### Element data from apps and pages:
+ + +
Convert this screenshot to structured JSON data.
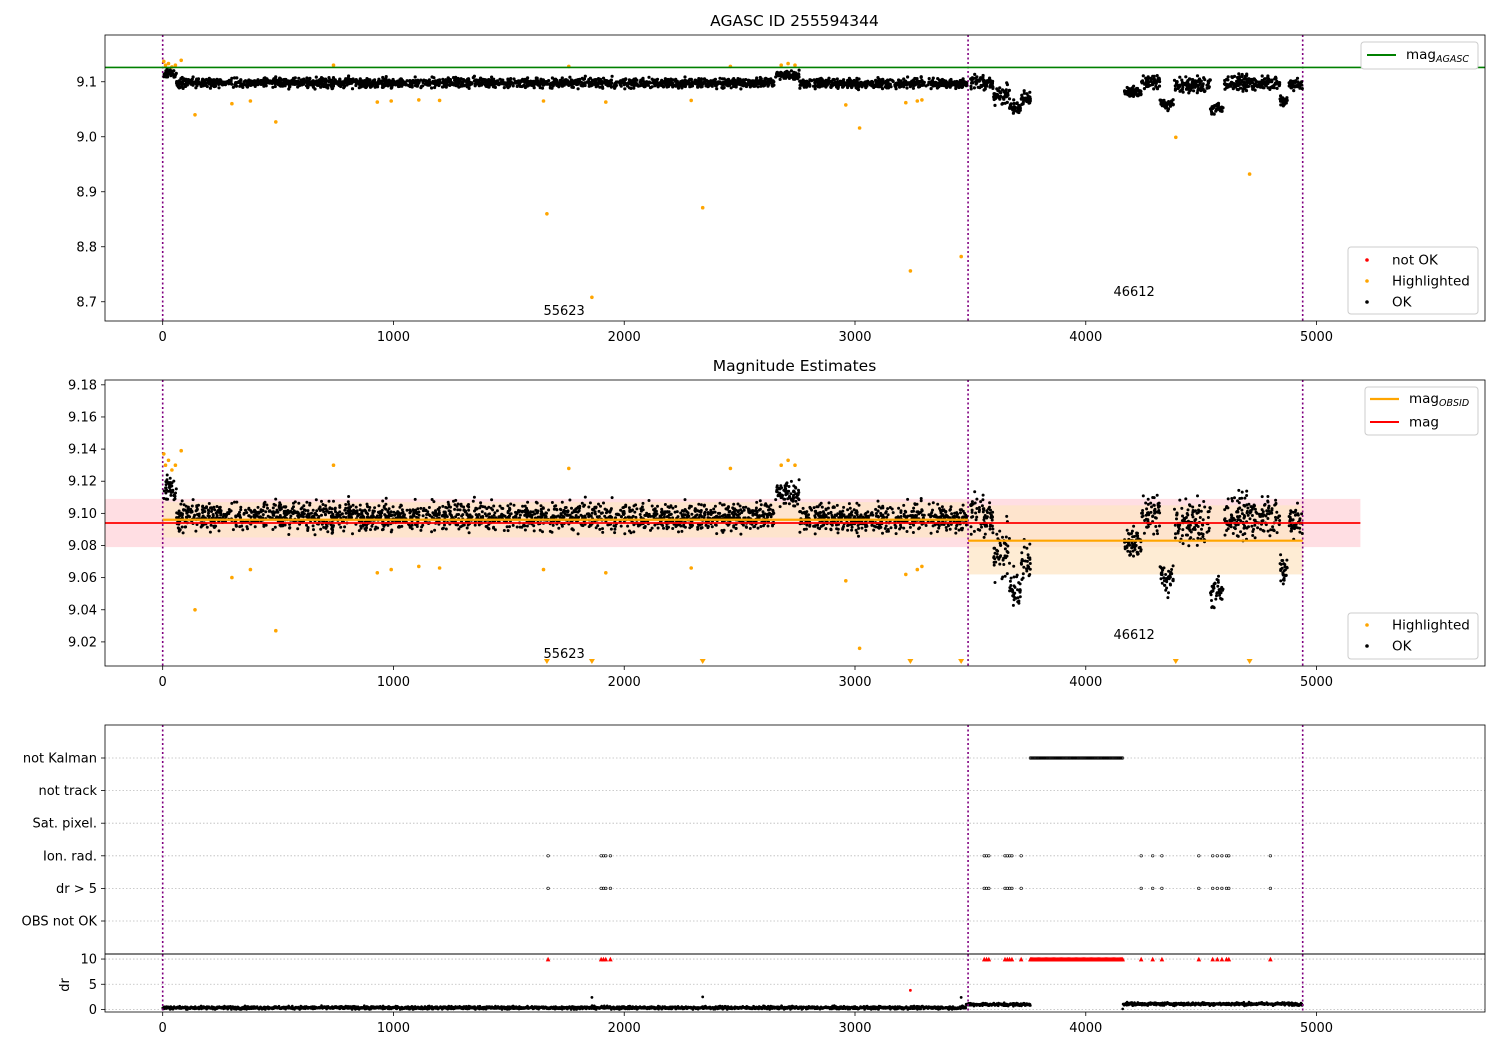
{
  "colors": {
    "ok": "#000000",
    "highlighted": "#ffa500",
    "not_ok": "#ff0000",
    "agasc_line": "#008000",
    "obsid_line": "#ffa500",
    "mag_line": "#ff0000",
    "vline": "#800080",
    "mag_band": "#ffb6c1",
    "obsid_band": "#fde6c6"
  },
  "chart_data": [
    {
      "type": "scatter",
      "title": "AGASC ID 255594344",
      "xlim": [
        -250,
        5730
      ],
      "ylim": [
        8.665,
        9.185
      ],
      "xticks": [
        0,
        1000,
        2000,
        3000,
        4000,
        5000
      ],
      "xtick_labels": [
        "0",
        "1000",
        "2000",
        "3000",
        "4000",
        "5000"
      ],
      "yticks": [
        8.7,
        8.8,
        8.9,
        9.0,
        9.1
      ],
      "ytick_labels": [
        "8.7",
        "8.8",
        "8.9",
        "9.0",
        "9.1"
      ],
      "vlines": [
        0,
        3490,
        4940
      ],
      "hline_mag_agasc": 9.126,
      "obsid_labels": [
        {
          "text": "55623",
          "x": 1650,
          "y": 8.685
        },
        {
          "text": "46612",
          "x": 4120,
          "y": 8.72
        }
      ],
      "legend_upper": {
        "position": "upper right",
        "entries": [
          {
            "label": "mag",
            "sub": "AGASC"
          }
        ]
      },
      "legend_lower": {
        "position": "lower right",
        "entries": [
          {
            "label": "not OK",
            "kind": "not_ok"
          },
          {
            "label": "Highlighted",
            "kind": "highlighted"
          },
          {
            "label": "OK",
            "kind": "ok"
          }
        ]
      },
      "series": [
        {
          "name": "OK",
          "segments": [
            {
              "x0": 0,
              "x1": 60,
              "base": 9.115,
              "amp": 0.01
            },
            {
              "x0": 60,
              "x1": 2650,
              "base": 9.098,
              "amp": 0.011
            },
            {
              "x0": 2650,
              "x1": 2760,
              "base": 9.112,
              "amp": 0.01
            },
            {
              "x0": 2760,
              "x1": 3490,
              "base": 9.097,
              "amp": 0.011
            },
            {
              "x0": 3500,
              "x1": 3600,
              "base": 9.098,
              "amp": 0.016
            },
            {
              "x0": 3600,
              "x1": 3670,
              "base": 9.075,
              "amp": 0.022
            },
            {
              "x0": 3670,
              "x1": 3720,
              "base": 9.052,
              "amp": 0.013
            },
            {
              "x0": 3720,
              "x1": 3760,
              "base": 9.07,
              "amp": 0.016
            },
            {
              "x0": 4160,
              "x1": 4240,
              "base": 9.082,
              "amp": 0.012
            },
            {
              "x0": 4240,
              "x1": 4320,
              "base": 9.1,
              "amp": 0.014
            },
            {
              "x0": 4320,
              "x1": 4380,
              "base": 9.06,
              "amp": 0.012
            },
            {
              "x0": 4380,
              "x1": 4540,
              "base": 9.095,
              "amp": 0.018
            },
            {
              "x0": 4540,
              "x1": 4600,
              "base": 9.05,
              "amp": 0.013
            },
            {
              "x0": 4600,
              "x1": 4840,
              "base": 9.098,
              "amp": 0.017
            },
            {
              "x0": 4840,
              "x1": 4880,
              "base": 9.065,
              "amp": 0.012
            },
            {
              "x0": 4880,
              "x1": 4940,
              "base": 9.095,
              "amp": 0.014
            }
          ]
        },
        {
          "name": "Highlighted",
          "points": [
            [
              5,
              9.137
            ],
            [
              12,
              9.13
            ],
            [
              25,
              9.133
            ],
            [
              40,
              9.127
            ],
            [
              55,
              9.13
            ],
            [
              80,
              9.139
            ],
            [
              140,
              9.04
            ],
            [
              300,
              9.06
            ],
            [
              380,
              9.065
            ],
            [
              490,
              9.027
            ],
            [
              740,
              9.13
            ],
            [
              930,
              9.063
            ],
            [
              990,
              9.065
            ],
            [
              1110,
              9.067
            ],
            [
              1200,
              9.066
            ],
            [
              1650,
              9.065
            ],
            [
              1665,
              8.86
            ],
            [
              1760,
              9.128
            ],
            [
              1860,
              8.708
            ],
            [
              1920,
              9.063
            ],
            [
              2290,
              9.066
            ],
            [
              2340,
              8.871
            ],
            [
              2460,
              9.128
            ],
            [
              2680,
              9.13
            ],
            [
              2710,
              9.133
            ],
            [
              2740,
              9.13
            ],
            [
              2960,
              9.058
            ],
            [
              3020,
              9.016
            ],
            [
              3220,
              9.062
            ],
            [
              3240,
              8.756
            ],
            [
              3270,
              9.065
            ],
            [
              3290,
              9.067
            ],
            [
              3460,
              8.782
            ],
            [
              4390,
              8.999
            ],
            [
              4710,
              8.932
            ]
          ]
        }
      ]
    },
    {
      "type": "scatter",
      "title": "Magnitude Estimates",
      "xlim": [
        -250,
        5730
      ],
      "ylim": [
        9.005,
        9.183
      ],
      "xticks": [
        0,
        1000,
        2000,
        3000,
        4000,
        5000
      ],
      "xtick_labels": [
        "0",
        "1000",
        "2000",
        "3000",
        "4000",
        "5000"
      ],
      "yticks": [
        9.02,
        9.04,
        9.06,
        9.08,
        9.1,
        9.12,
        9.14,
        9.16,
        9.18
      ],
      "ytick_labels": [
        "9.02",
        "9.04",
        "9.06",
        "9.08",
        "9.10",
        "9.12",
        "9.14",
        "9.16",
        "9.18"
      ],
      "vlines": [
        0,
        3490,
        4940
      ],
      "mag": {
        "value": 9.094,
        "band": [
          9.079,
          9.109
        ],
        "x": [
          -250,
          5190
        ]
      },
      "mag_obsid": [
        {
          "x": [
            0,
            3490
          ],
          "value": 9.096,
          "band": [
            9.085,
            9.107
          ]
        },
        {
          "x": [
            3490,
            4940
          ],
          "value": 9.083,
          "band": [
            9.062,
            9.105
          ]
        }
      ],
      "obsid_labels": [
        {
          "text": "55623",
          "x": 1650,
          "y": 9.013
        },
        {
          "text": "46612",
          "x": 4120,
          "y": 9.025
        }
      ],
      "out_of_range_x": [
        1665,
        1860,
        2340,
        3240,
        3460,
        4390,
        4710
      ],
      "legend_upper": {
        "position": "upper right",
        "entries": [
          {
            "label": "mag",
            "sub": "OBSID",
            "kind": "obsid"
          },
          {
            "label": "mag",
            "kind": "mag"
          }
        ]
      },
      "legend_lower": {
        "position": "lower right",
        "entries": [
          {
            "label": "Highlighted",
            "kind": "highlighted"
          },
          {
            "label": "OK",
            "kind": "ok"
          }
        ]
      }
    },
    {
      "type": "scatter",
      "flag_rows": [
        "not Kalman",
        "not track",
        "Sat. pixel.",
        "Ion. rad.",
        "dr > 5",
        "OBS not OK"
      ],
      "flags": {
        "not Kalman": [
          [
            3760,
            4160
          ]
        ],
        "Ion. rad.": [
          1670,
          1900,
          1910,
          1920,
          1940,
          3560,
          3570,
          3580,
          3650,
          3660,
          3670,
          3680,
          3720,
          4240,
          4290,
          4330,
          4490,
          4550,
          4570,
          4590,
          4610,
          4620,
          4800
        ],
        "dr > 5": [
          1670,
          1900,
          1910,
          1920,
          1940,
          3560,
          3570,
          3580,
          3650,
          3660,
          3670,
          3680,
          3720,
          4240,
          4290,
          4330,
          4490,
          4550,
          4570,
          4590,
          4610,
          4620,
          4800
        ]
      },
      "xlim": [
        -250,
        5730
      ],
      "xticks": [
        0,
        1000,
        2000,
        3000,
        4000,
        5000
      ],
      "xtick_labels": [
        "0",
        "1000",
        "2000",
        "3000",
        "4000",
        "5000"
      ],
      "vlines": [
        0,
        3490,
        4940
      ],
      "dr": {
        "ylabel": "dr",
        "ylim": [
          -0.5,
          11
        ],
        "yticks": [
          0,
          5,
          10
        ],
        "ytick_labels": [
          "0",
          "5",
          "10"
        ],
        "capped_value": 10,
        "capped_x": [
          1670,
          1900,
          1910,
          1920,
          1940,
          3560,
          3570,
          3580,
          3650,
          3660,
          3670,
          3680,
          3720,
          4240,
          4290,
          4330,
          4490,
          4550,
          4570,
          4590,
          4610,
          4620,
          4800
        ],
        "capped_range": [
          3760,
          4160
        ],
        "outliers": [
          [
            1860,
            2.4
          ],
          [
            2340,
            2.5
          ],
          [
            3240,
            3.8
          ],
          [
            3460,
            2.4
          ]
        ]
      }
    }
  ]
}
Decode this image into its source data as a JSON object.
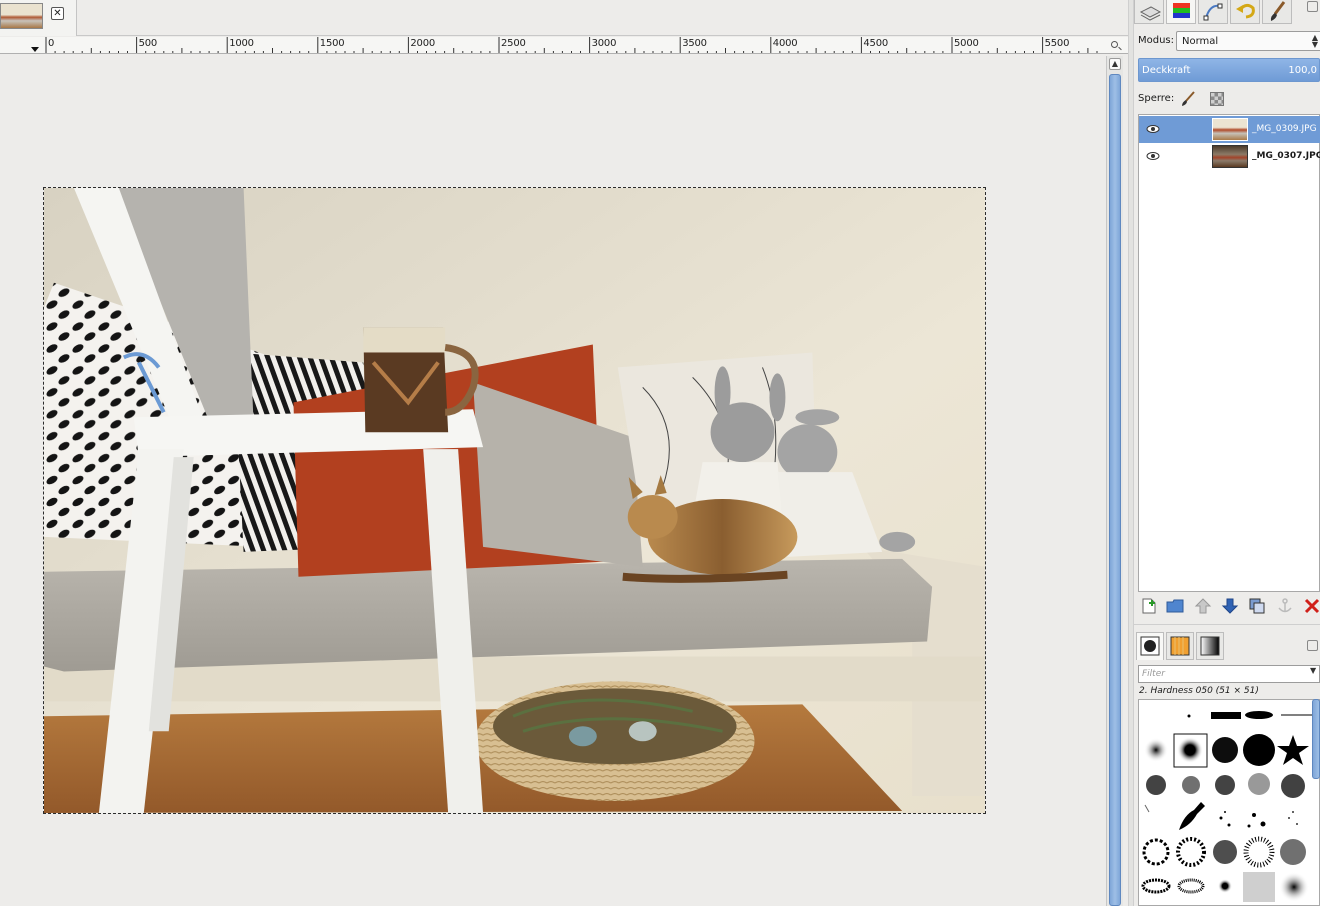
{
  "image_tab": {
    "close_symbol": "✕"
  },
  "ruler": {
    "ticks": [
      "0",
      "500",
      "1000",
      "1500",
      "2000",
      "2500",
      "3000",
      "3500",
      "4000",
      "4500",
      "5000",
      "5500"
    ]
  },
  "dock": {
    "tabs": [
      "layers-icon",
      "channels-icon",
      "paths-icon",
      "undo-history-icon",
      "brush-icon"
    ]
  },
  "layers_panel": {
    "mode_label": "Modus:",
    "mode_value": "Normal",
    "opacity_label": "Deckkraft",
    "opacity_value": "100,0",
    "lock_label": "Sperre:",
    "layers": [
      {
        "name": "_MG_0309.JPG",
        "visible": true,
        "selected": true
      },
      {
        "name": "_MG_0307.JPG",
        "visible": true,
        "selected": false
      }
    ]
  },
  "brushes_panel": {
    "filter_placeholder": "Filter",
    "selected_brush": "2. Hardness 050 (51 × 51)"
  },
  "colors": {
    "accent": "#6f9bd6",
    "danger": "#d0201a"
  }
}
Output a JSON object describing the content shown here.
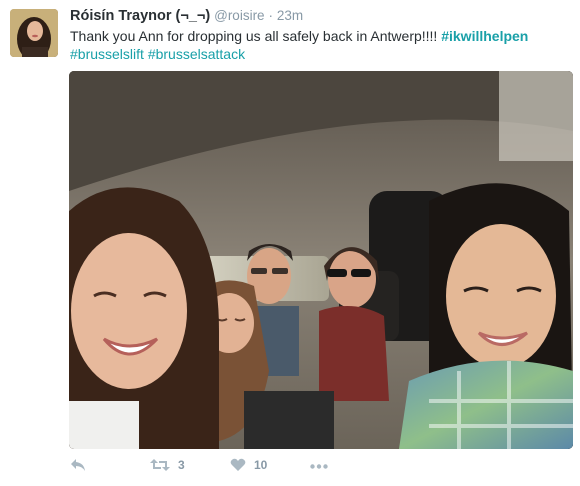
{
  "tweet": {
    "author_name": "Róisín Traynor (¬_¬)",
    "handle": "@roisire",
    "separator": "·",
    "time": "23m",
    "text_main": "Thank you Ann for dropping us all safely back in Antwerp!!!! ",
    "hashtags": [
      "#ikwillhelpen",
      "#brusselslift",
      "#brusselsattack"
    ],
    "photo_description_icon": "selfie-photo",
    "retweet_count": "3",
    "like_count": "10"
  },
  "icons": {
    "reply": "reply-icon",
    "retweet": "retweet-icon",
    "like": "heart-icon",
    "more": "more-icon"
  },
  "colors": {
    "hashtag": "#19a0a8",
    "muted": "#8899a6",
    "icon": "#aab8c2",
    "text": "#292f33"
  }
}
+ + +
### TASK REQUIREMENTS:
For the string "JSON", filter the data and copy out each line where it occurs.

### YOUR SOLUTION:
Convert this screenshot to structured JSON data.
Decode this image into its source data as a JSON object.
Output a JSON object describing the content shown here.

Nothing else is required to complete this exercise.